: in CODE.  Start with the math words and also VARIABLES and
: USER VARIABLES if you want to see the biggest performance
: increase.  With only one math operation as a CODE word the
: eForth porting model is very slow.

There's one small problem with adding CODE words to eForth: it doesn't
come with an assembler, either :-).  Sure, I can read the MASM source
and figure out how to hack a CODE word into the dictionary with "C," or
I can find or write an assembler, etc.  But there are other small Forths
("pygmy", "hForth") that already have an assembler.

: Bill has talked about releasing a new version for a long time.
: He made the new version ANS compliant over a year ago.  Last I
: heard he wanted to change some internals.  I don't know the
: current status.

Actually, for my purposes a slow multiply isn't a killer, because Forth
will be a control language -- all the math will be done in CODE words
anyhow.  The Motorola 56K has 16-bit unsigned integer addresses, but the
data operations use 24-bit signed fractions.  It's also a Harvard
architecture (separate instruction and data memories).  Brad Rodrigues'
Camel Forth seems to have provisions for Harvard architectures, but I
don't think it's been ported to the 8086 yet :-(.

By the way, I was impressed with the use of the video stuff in the P21
for generating audio.  I'm still going to use a signal processing chip,

--

If operating systems had truth-in-labelling laws:
"MVS -- Best if used before December 31, 1999"



Mon, 19 Jan 1998 03:00:00 GMT  
 S16 mimics F21

                         There was a sine table which was read using
    different step widths, four tones at the same time, and each tone
    fading with "e" characteristic. This fading was done by permanently
    multiplying the four amplitudes. I first thought of adding
    logarithms - till I realized that the multiplier was much quicker.
    The demo at least impressed myself... )

What do you mey by "permanently multiplying the four amplitudes"?

Thanks,
  Dale



Mon, 19 Jan 1998 03:00:00 GMT  
 S16 mimics F21

Quote:


>|>
>|> So my port or
>|> design will not match the "eForth" model in this respect.  

>Hi
> Remember that eForth was written to be most easily ported
>to various uP's. One should always remeber that once one
>has the basic eForth up and running, finding such things
>as better multiply words can be added.

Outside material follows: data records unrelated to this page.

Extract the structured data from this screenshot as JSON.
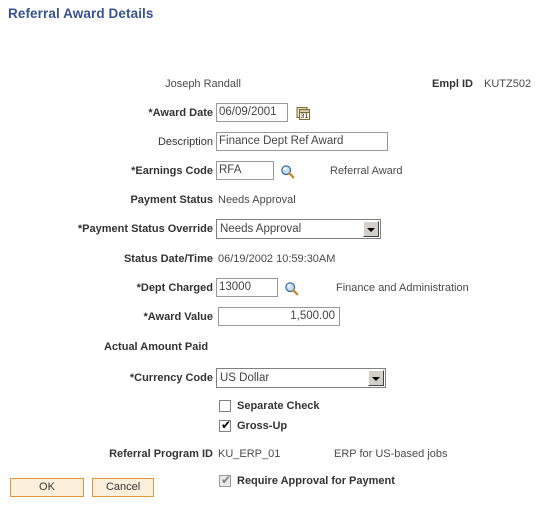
{
  "page": {
    "title": "Referral Award Details"
  },
  "header": {
    "employee_name": "Joseph Randall",
    "empl_id_label": "Empl ID",
    "empl_id_value": "KUTZ502"
  },
  "fields": {
    "award_date": {
      "label": "*Award Date",
      "value": "06/09/2001",
      "icon": "calendar-icon"
    },
    "description": {
      "label": "Description",
      "value": "Finance Dept Ref Award"
    },
    "earnings_code": {
      "label": "*Earnings Code",
      "value": "RFA",
      "icon": "lookup-magnifier-icon",
      "description": "Referral Award"
    },
    "payment_status": {
      "label": "Payment Status",
      "value": "Needs Approval"
    },
    "payment_status_override": {
      "label": "*Payment Status Override",
      "value": "Needs Approval",
      "options": [
        "Needs Approval"
      ]
    },
    "status_date_time": {
      "label": "Status Date/Time",
      "value": "06/19/2002 10:59:30AM"
    },
    "dept_charged": {
      "label": "*Dept Charged",
      "value": "13000",
      "icon": "lookup-magnifier-icon",
      "description": "Finance and Administration"
    },
    "award_value": {
      "label": "*Award Value",
      "value": "1,500.00"
    },
    "actual_amount_paid": {
      "label": "Actual Amount Paid"
    },
    "currency_code": {
      "label": "*Currency Code",
      "value": "US Dollar",
      "options": [
        "US Dollar"
      ]
    },
    "separate_check": {
      "label": "Separate Check",
      "checked": false
    },
    "gross_up": {
      "label": "Gross-Up",
      "checked": true
    },
    "referral_program_id": {
      "label": "Referral Program ID",
      "value": "KU_ERP_01",
      "description": "ERP for US-based jobs"
    },
    "require_approval": {
      "label": "Require Approval for Payment",
      "checked": true,
      "disabled": true
    }
  },
  "buttons": {
    "ok": "OK",
    "cancel": "Cancel"
  },
  "colors": {
    "title": "#39538e",
    "button_bg": "#fcefdc",
    "button_border": "#e2973c",
    "label_text": "#333333",
    "value_text": "#4a4a4a"
  }
}
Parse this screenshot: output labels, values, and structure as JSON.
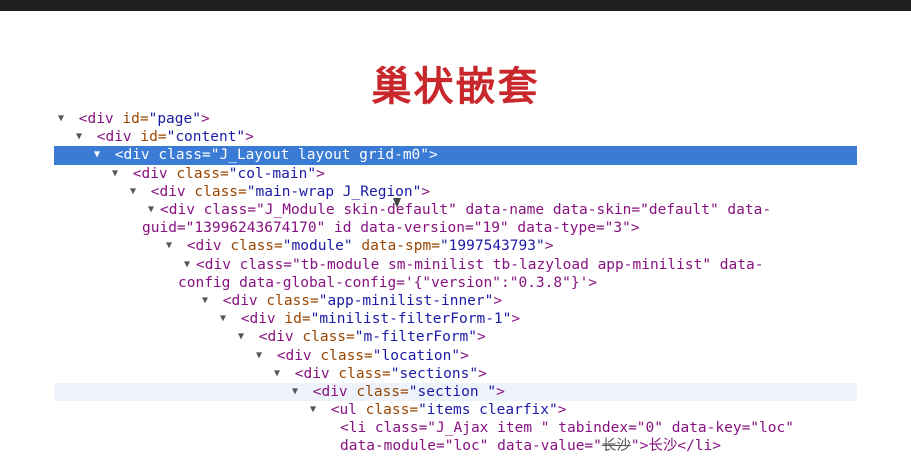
{
  "title": "巢状嵌套",
  "tree": {
    "n1": {
      "tag": "<div",
      "attr": "id=",
      "val": "\"page\"",
      "end": ">"
    },
    "n2": {
      "tag": "<div",
      "attr": "id=",
      "val": "\"content\"",
      "end": ">"
    },
    "n3": {
      "text": "<div class=\"J_Layout layout grid-m0\">"
    },
    "n4": {
      "tag": "<div",
      "attr": "class=",
      "val": "\"col-main\"",
      "end": ">"
    },
    "n5": {
      "tag": "<div",
      "attr": "class=",
      "val": "\"main-wrap J_Region\"",
      "end": ">"
    },
    "n6": {
      "line1": "<div class=\"J_Module skin-default\" data-name data-skin=\"default\" data-",
      "line2": "guid=\"13996243674170\" id data-version=\"19\" data-type=\"3\">"
    },
    "n7": {
      "tag": "<div",
      "attr": "class=",
      "val": "\"module\"",
      "attr2": "data-spm=",
      "val2": "\"1997543793\"",
      "end": ">"
    },
    "n8": {
      "line1": "<div class=\"tb-module sm-minilist tb-lazyload app-minilist\" data-",
      "line2": "config data-global-config='{\"version\":\"0.3.8\"}'>"
    },
    "n9": {
      "tag": "<div",
      "attr": "class=",
      "val": "\"app-minilist-inner\"",
      "end": ">"
    },
    "n10": {
      "tag": "<div",
      "attr": "id=",
      "val": "\"minilist-filterForm-1\"",
      "end": ">"
    },
    "n11": {
      "tag": "<div",
      "attr": "class=",
      "val": "\"m-filterForm\"",
      "end": ">"
    },
    "n12": {
      "tag": "<div",
      "attr": "class=",
      "val": "\"location\"",
      "end": ">"
    },
    "n13": {
      "tag": "<div",
      "attr": "class=",
      "val": "\"sections\"",
      "end": ">"
    },
    "n14": {
      "tag": "<div",
      "attr": "class=",
      "val": "\"section \"",
      "end": ">"
    },
    "n15": {
      "tag": "<ul",
      "attr": "class=",
      "val": "\"items clearfix\"",
      "end": ">"
    },
    "n16": {
      "line1": "<li class=\"J_Ajax item \" tabindex=\"0\" data-key=\"loc\"",
      "line2a": "data-module=\"loc\" data-value=\"",
      "strike": "长沙",
      "line2b": "\">长沙</li>"
    }
  },
  "toggle_glyph": "▼"
}
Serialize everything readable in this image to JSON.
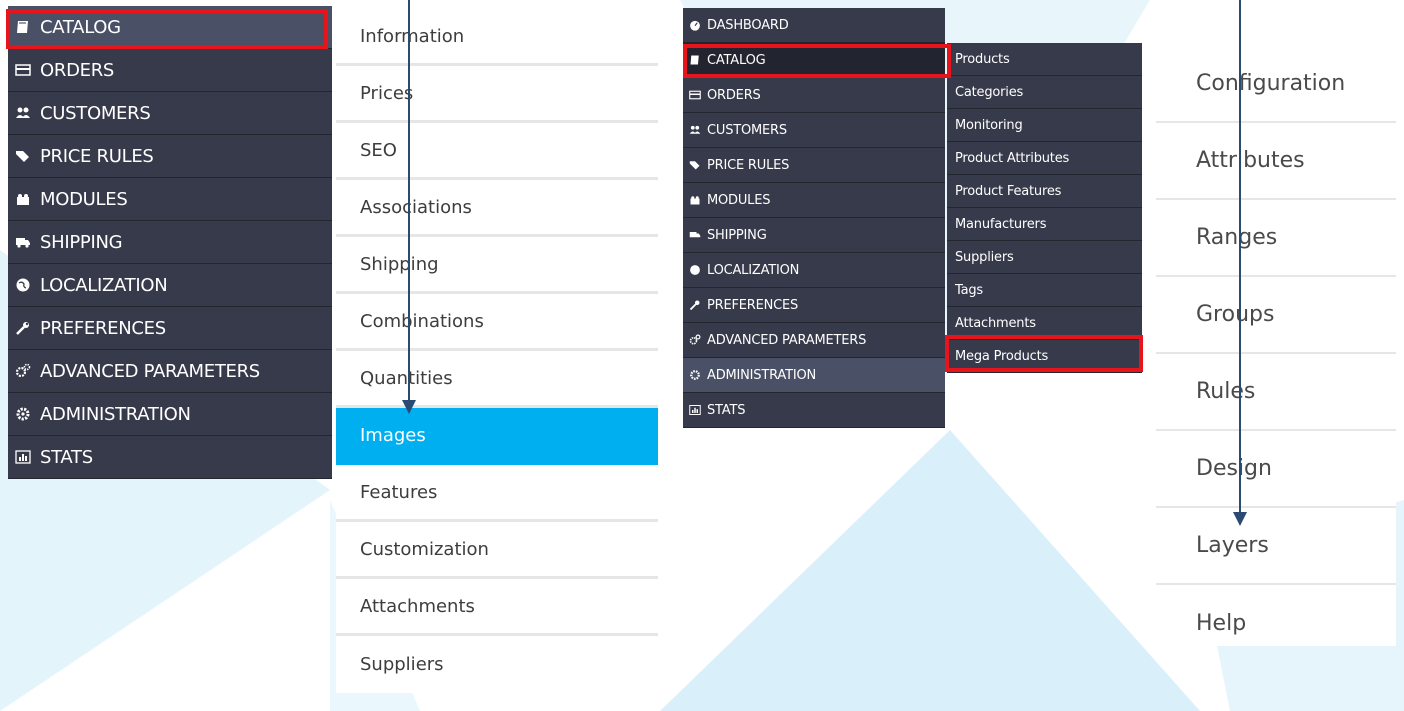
{
  "menu_left": {
    "items": [
      {
        "label": "CATALOG",
        "icon": "book-icon"
      },
      {
        "label": "ORDERS",
        "icon": "credit-card-icon"
      },
      {
        "label": "CUSTOMERS",
        "icon": "users-icon"
      },
      {
        "label": "PRICE RULES",
        "icon": "tags-icon"
      },
      {
        "label": "MODULES",
        "icon": "puzzle-icon"
      },
      {
        "label": "SHIPPING",
        "icon": "truck-icon"
      },
      {
        "label": "LOCALIZATION",
        "icon": "globe-icon"
      },
      {
        "label": "PREFERENCES",
        "icon": "wrench-icon"
      },
      {
        "label": "ADVANCED PARAMETERS",
        "icon": "cogs-icon"
      },
      {
        "label": "ADMINISTRATION",
        "icon": "cog-icon"
      },
      {
        "label": "STATS",
        "icon": "bar-chart-icon"
      }
    ]
  },
  "product_tabs": {
    "items": [
      "Information",
      "Prices",
      "SEO",
      "Associations",
      "Shipping",
      "Combinations",
      "Quantities",
      "Images",
      "Features",
      "Customization",
      "Attachments",
      "Suppliers"
    ],
    "active": "Images"
  },
  "menu_right": {
    "items": [
      {
        "label": "DASHBOARD",
        "icon": "dashboard-icon"
      },
      {
        "label": "CATALOG",
        "icon": "book-icon"
      },
      {
        "label": "ORDERS",
        "icon": "credit-card-icon"
      },
      {
        "label": "CUSTOMERS",
        "icon": "users-icon"
      },
      {
        "label": "PRICE RULES",
        "icon": "tags-icon"
      },
      {
        "label": "MODULES",
        "icon": "puzzle-icon"
      },
      {
        "label": "SHIPPING",
        "icon": "truck-icon"
      },
      {
        "label": "LOCALIZATION",
        "icon": "globe-icon"
      },
      {
        "label": "PREFERENCES",
        "icon": "wrench-icon"
      },
      {
        "label": "ADVANCED PARAMETERS",
        "icon": "cogs-icon"
      },
      {
        "label": "ADMINISTRATION",
        "icon": "cog-icon"
      },
      {
        "label": "STATS",
        "icon": "bar-chart-icon"
      }
    ],
    "submenu": [
      "Products",
      "Categories",
      "Monitoring",
      "Product Attributes",
      "Product Features",
      "Manufacturers",
      "Suppliers",
      "Tags",
      "Attachments",
      "Mega Products"
    ]
  },
  "config_tabs": [
    "Configuration",
    "Attributes",
    "Ranges",
    "Groups",
    "Rules",
    "Design",
    "Layers",
    "Help"
  ],
  "colors": {
    "menu_bg": "#363a4a",
    "menu_active": "#4a5166",
    "tab_active": "#00aff0",
    "highlight": "#e8141c",
    "arrow": "#2b4a73",
    "background_shape": "#dff3fb"
  }
}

That is exactly correct.  eForth is designed for education use
and easy porting.  It comes with a minimal number of code words,
but you see a big performance increase by writing more words
in CODE.  Start with the math words and also VARIABLES and
USER VARIABLES if you want to see the biggest performance
increase.  With only one math operation as a CODE word the
eForth porting model is very slow.

Bill has talked about releasing a new version for a long time.
He made the new version ANS compliant over a year ago.  Last I
heard he wanted to change some internals.  I don't know the
current status.

Jeff Fox
Ultra Technology



Mon, 19 Jan 1998 03:00:00 GMT  
 
 [ 15 post ] 

 Relevant Pages 

1. S16 mimics F21

2. S16 mimics F21

3. S16 mimics F21

4. Forth & music (was: S16 mimics F21)

5. S16 mimics F21

6. "S16" mimics F21

7. mimicking stacks in gawk

8. mimic wc

9. Can't mimic Excel DECIMAL computations

10. USB for F21?

11. So, is the F21 dead?

12. On the F21 GameBody topic

 

 
Powered by phpBB® Forum Software